University of Kentucky student Shannon Frazer, pictured in the Kernel office on 10/14/09. Photo by Ed Matthews

Column by Shannon Frazer. E-mail

Bullying is never O.K., no matter what.

But the latest hike in suicides among gay teens has brought the gay bullying issue to national attention.

In the past month, Americans have had the misfortune of learning through tragedy about this bullying surge through newspaper headlines.

For instance, 13-year-old Seth Walsh hung himself in his Tehachapi, Calif., backyard after his peers taunted him endlessly at school.

Tyler Clementi, an 18-year-old Rutgers University student, jumped off the George Washington Bridge after his roommate ousted him for being gay via the Internet.

Fifteen-year-old Billy Lucas reportedly faced ongoing verbal abuse as a gay student and hung himself Sept. 9.

And 13-year-old Asher Brown, Texas native, shot himself after facing ongoing taunting at his middle school.

It’s devastating to realize that it took these publicized suicides to bring this topic to the forefront.
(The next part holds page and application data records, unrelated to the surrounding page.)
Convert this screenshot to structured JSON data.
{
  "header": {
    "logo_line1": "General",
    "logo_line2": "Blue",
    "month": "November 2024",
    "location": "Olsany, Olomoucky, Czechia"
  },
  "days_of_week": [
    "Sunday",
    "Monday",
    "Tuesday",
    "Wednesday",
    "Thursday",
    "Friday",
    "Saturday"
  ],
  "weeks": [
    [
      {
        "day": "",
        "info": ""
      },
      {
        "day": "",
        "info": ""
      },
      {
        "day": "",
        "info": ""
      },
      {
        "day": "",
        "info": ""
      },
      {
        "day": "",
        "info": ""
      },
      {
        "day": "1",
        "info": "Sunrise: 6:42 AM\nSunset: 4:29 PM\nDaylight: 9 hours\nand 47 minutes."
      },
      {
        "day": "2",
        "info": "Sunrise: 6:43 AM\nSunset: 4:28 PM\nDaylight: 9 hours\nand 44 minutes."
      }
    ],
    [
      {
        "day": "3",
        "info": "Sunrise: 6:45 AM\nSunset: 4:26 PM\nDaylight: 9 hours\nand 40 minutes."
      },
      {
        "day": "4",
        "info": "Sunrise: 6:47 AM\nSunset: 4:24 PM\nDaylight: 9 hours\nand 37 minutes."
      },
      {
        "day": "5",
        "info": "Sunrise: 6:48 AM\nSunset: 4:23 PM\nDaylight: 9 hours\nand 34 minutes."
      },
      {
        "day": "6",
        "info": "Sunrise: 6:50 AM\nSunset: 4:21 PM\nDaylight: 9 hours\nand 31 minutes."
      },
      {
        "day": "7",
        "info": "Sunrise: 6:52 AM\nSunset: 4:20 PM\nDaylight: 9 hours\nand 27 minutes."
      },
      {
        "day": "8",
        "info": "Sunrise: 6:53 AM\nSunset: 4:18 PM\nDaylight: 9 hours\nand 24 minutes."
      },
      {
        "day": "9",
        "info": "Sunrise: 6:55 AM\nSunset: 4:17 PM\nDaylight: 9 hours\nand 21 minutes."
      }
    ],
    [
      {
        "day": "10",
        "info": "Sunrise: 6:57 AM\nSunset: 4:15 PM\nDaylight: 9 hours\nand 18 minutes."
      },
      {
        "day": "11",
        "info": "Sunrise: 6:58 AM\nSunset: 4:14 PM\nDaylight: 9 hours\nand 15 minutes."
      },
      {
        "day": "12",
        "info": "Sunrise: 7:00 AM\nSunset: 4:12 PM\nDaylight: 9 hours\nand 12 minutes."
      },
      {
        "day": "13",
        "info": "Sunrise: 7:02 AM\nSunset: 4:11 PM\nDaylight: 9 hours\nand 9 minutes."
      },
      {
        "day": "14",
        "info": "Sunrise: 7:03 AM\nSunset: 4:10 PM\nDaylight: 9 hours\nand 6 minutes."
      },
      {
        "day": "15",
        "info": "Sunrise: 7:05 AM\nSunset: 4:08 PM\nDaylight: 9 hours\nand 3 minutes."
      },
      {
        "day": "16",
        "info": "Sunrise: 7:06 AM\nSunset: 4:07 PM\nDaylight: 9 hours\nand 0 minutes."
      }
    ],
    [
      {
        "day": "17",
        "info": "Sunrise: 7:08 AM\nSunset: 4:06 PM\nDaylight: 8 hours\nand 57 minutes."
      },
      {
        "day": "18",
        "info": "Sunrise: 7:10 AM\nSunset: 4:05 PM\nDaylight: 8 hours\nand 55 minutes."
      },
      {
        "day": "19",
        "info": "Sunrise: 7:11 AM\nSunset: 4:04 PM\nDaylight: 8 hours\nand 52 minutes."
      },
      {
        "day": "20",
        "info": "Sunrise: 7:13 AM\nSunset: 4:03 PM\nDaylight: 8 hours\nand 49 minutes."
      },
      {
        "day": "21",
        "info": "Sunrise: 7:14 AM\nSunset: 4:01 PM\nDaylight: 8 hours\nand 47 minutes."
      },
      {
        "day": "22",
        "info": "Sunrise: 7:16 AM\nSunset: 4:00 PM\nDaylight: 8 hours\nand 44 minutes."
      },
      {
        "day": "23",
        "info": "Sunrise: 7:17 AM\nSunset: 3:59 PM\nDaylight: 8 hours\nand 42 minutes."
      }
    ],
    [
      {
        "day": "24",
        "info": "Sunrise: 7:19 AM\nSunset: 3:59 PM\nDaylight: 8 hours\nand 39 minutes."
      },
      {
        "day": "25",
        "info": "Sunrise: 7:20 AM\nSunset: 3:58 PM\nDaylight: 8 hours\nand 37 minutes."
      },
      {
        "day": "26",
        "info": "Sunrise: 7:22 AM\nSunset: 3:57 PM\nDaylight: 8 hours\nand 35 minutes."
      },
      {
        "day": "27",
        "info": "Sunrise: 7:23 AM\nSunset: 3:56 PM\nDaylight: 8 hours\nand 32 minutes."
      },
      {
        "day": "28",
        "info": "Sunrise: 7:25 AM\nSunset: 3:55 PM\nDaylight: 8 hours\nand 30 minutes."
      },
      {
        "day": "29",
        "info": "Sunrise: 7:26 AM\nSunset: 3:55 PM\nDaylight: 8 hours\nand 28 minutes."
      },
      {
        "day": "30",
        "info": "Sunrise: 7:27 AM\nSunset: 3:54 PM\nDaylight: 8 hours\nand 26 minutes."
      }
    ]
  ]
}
What’s more devastating, though, is that the suicides were preventable. The wall of intolerance prevalent in American society is to blame.

Famed gay comedian Ellen DeGeneres recently addressed this issue in a message for all Americans.

In her speech, she said, “This needs to be a wake-up call to everyone that teenage bullying and teasing is an epidemic in this country, and the death rate is climbing. One life lost in a senseless way is tragic, four lives lost is a crisis.”

I couldn’t agree more.

According to an Oct. 3 New York Times article, gay activists have recognized the need for federal officials to step in.

“This is a moment where every one of us — parents, teachers, students, elected officials and all people of conscience — needs to stand up and speak out against intolerance in all its forms,” Arne Duncan, U.S. Secretary of Education, said Friday.

While efforts expand nationwide, local concerns remain unaddressed.

In my experience, the most troubling display of this intolerance comes from the preachers that deliver their anti-gay messages in the free speech area outside of the UK Student Center. Even though the taunts aren’t directed at me, I’m still offended and confused why preachers feel the need to call out against — and ultimately judge — students.

Personally, I think it’s inappropriate to express intensified and pointed hate toward a particular group, whether a person agrees or disagrees with that group’s message.

Even if homosexuality is against these preachers’ beliefs, if a mere difference in perspectives is justification for constant torment, then I don’t understand their argument. Sexual orientation is not a legitimate cause for verbal abuse.

More people need to stand up against this intolerance, no matter their stance on gay issues. They should learn to have the heart to appreciate and value others’ lives as much as their own. Ideologies may differ but should never be exploited, especially by invective means.